Web page and app entries
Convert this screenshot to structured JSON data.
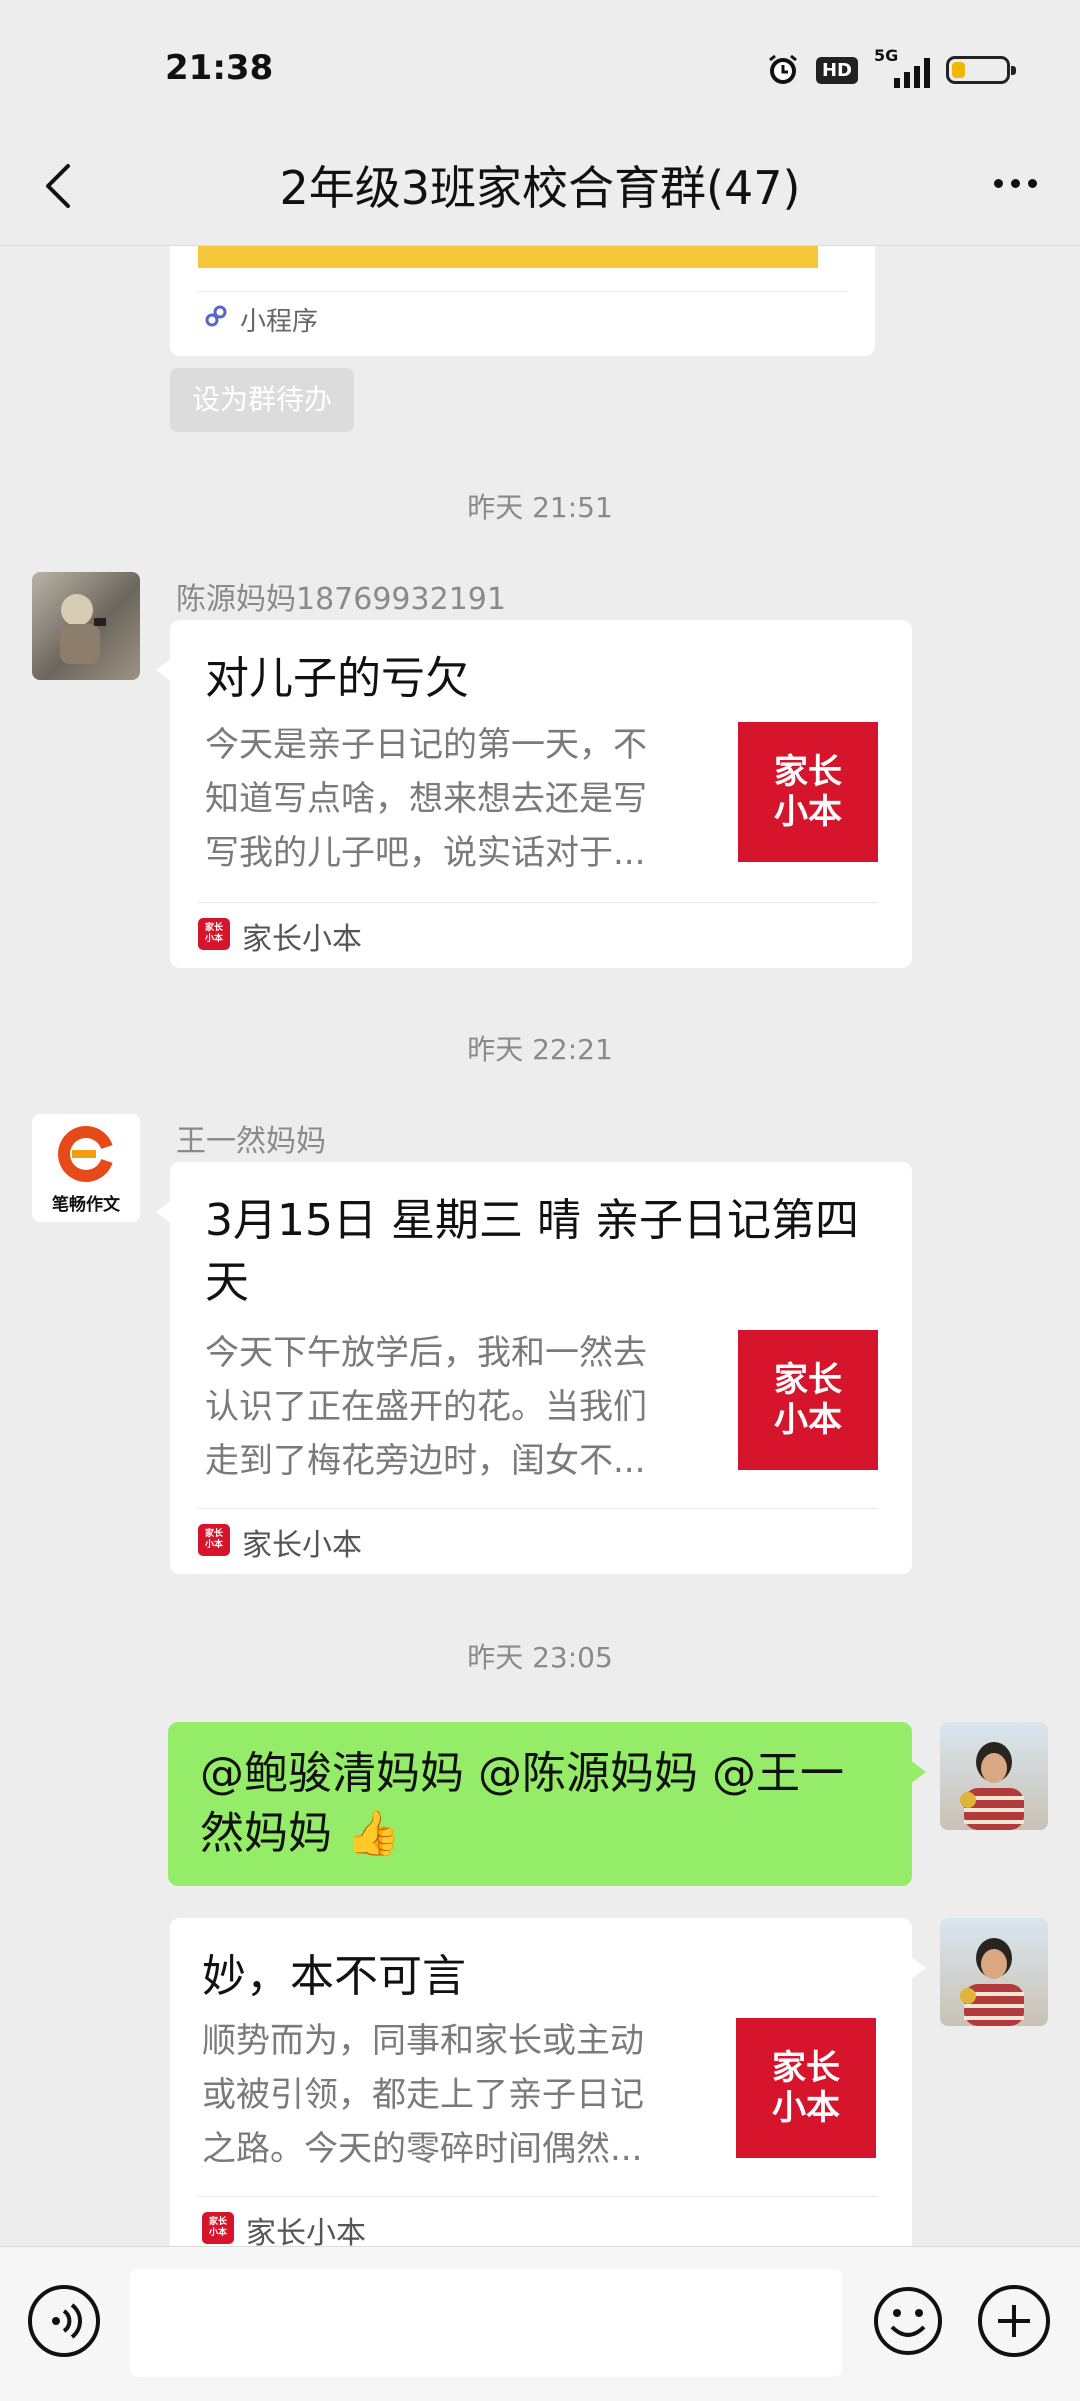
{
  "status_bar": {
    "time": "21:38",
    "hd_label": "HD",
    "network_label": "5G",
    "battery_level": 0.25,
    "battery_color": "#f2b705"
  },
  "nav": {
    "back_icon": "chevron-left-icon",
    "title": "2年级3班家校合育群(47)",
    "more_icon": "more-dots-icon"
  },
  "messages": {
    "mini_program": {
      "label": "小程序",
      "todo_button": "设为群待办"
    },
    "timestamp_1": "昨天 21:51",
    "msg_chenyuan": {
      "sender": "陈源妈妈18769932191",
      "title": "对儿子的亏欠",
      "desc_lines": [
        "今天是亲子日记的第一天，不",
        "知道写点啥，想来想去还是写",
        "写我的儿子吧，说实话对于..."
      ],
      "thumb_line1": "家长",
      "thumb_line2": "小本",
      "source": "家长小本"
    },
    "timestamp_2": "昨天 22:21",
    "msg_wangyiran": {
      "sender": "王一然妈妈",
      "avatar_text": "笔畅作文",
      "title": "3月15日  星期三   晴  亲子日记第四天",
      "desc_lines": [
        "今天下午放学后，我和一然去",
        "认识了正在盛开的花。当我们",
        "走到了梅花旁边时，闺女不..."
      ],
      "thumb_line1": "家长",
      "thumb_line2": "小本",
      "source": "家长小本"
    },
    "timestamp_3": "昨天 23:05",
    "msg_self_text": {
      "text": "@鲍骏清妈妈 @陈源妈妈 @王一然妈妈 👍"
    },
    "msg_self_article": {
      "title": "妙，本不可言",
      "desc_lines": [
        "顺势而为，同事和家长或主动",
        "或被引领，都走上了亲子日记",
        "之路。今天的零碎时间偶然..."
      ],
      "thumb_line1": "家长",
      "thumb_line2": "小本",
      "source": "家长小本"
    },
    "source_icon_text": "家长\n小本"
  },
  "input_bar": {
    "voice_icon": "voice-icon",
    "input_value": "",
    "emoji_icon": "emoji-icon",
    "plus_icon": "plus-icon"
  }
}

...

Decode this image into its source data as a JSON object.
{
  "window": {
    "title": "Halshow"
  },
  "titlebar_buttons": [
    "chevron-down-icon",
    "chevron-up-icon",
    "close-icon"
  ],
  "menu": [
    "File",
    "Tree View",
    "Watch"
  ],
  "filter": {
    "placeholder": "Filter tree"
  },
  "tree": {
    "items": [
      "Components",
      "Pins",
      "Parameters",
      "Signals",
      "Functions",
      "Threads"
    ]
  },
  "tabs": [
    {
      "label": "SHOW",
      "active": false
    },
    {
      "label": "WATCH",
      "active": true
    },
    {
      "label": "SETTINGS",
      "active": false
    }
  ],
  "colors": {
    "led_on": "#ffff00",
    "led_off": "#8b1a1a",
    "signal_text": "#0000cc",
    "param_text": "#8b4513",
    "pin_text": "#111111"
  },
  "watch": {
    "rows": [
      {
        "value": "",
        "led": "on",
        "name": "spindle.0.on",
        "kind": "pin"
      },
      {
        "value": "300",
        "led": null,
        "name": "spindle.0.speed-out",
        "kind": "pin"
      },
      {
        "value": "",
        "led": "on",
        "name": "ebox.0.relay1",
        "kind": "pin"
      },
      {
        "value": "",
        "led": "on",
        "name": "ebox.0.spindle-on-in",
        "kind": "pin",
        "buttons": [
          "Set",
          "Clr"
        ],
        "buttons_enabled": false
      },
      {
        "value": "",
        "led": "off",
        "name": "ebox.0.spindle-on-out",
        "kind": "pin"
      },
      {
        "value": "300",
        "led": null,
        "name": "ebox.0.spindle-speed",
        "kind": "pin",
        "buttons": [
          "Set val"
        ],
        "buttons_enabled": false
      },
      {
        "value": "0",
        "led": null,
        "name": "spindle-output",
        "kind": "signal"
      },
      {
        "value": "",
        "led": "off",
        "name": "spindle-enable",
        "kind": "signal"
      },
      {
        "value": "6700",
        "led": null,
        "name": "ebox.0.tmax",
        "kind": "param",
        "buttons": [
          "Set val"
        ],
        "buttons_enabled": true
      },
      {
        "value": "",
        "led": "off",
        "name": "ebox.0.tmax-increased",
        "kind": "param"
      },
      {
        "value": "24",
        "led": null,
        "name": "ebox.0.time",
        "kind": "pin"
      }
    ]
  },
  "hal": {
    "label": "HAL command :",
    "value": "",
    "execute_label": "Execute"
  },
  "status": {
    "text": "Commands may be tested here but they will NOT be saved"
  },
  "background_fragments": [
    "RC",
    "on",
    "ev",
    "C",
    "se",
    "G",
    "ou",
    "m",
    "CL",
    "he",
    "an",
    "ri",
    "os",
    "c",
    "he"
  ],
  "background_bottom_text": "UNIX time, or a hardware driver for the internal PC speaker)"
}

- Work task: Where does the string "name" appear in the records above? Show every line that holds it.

- Result for this task:
        "name": "spindle.0.on",
        "name": "spindle.0.speed-out",
        "name": "ebox.0.relay1",
        "name": "ebox.0.spindle-on-in",
        "name": "ebox.0.spindle-on-out",
        "name": "ebox.0.spindle-speed",
        "name": "spindle-output",
        "name": "spindle-enable",
        "name": "ebox.0.tmax",
        "name": "ebox.0.tmax-increased",
        "name": "ebox.0.time",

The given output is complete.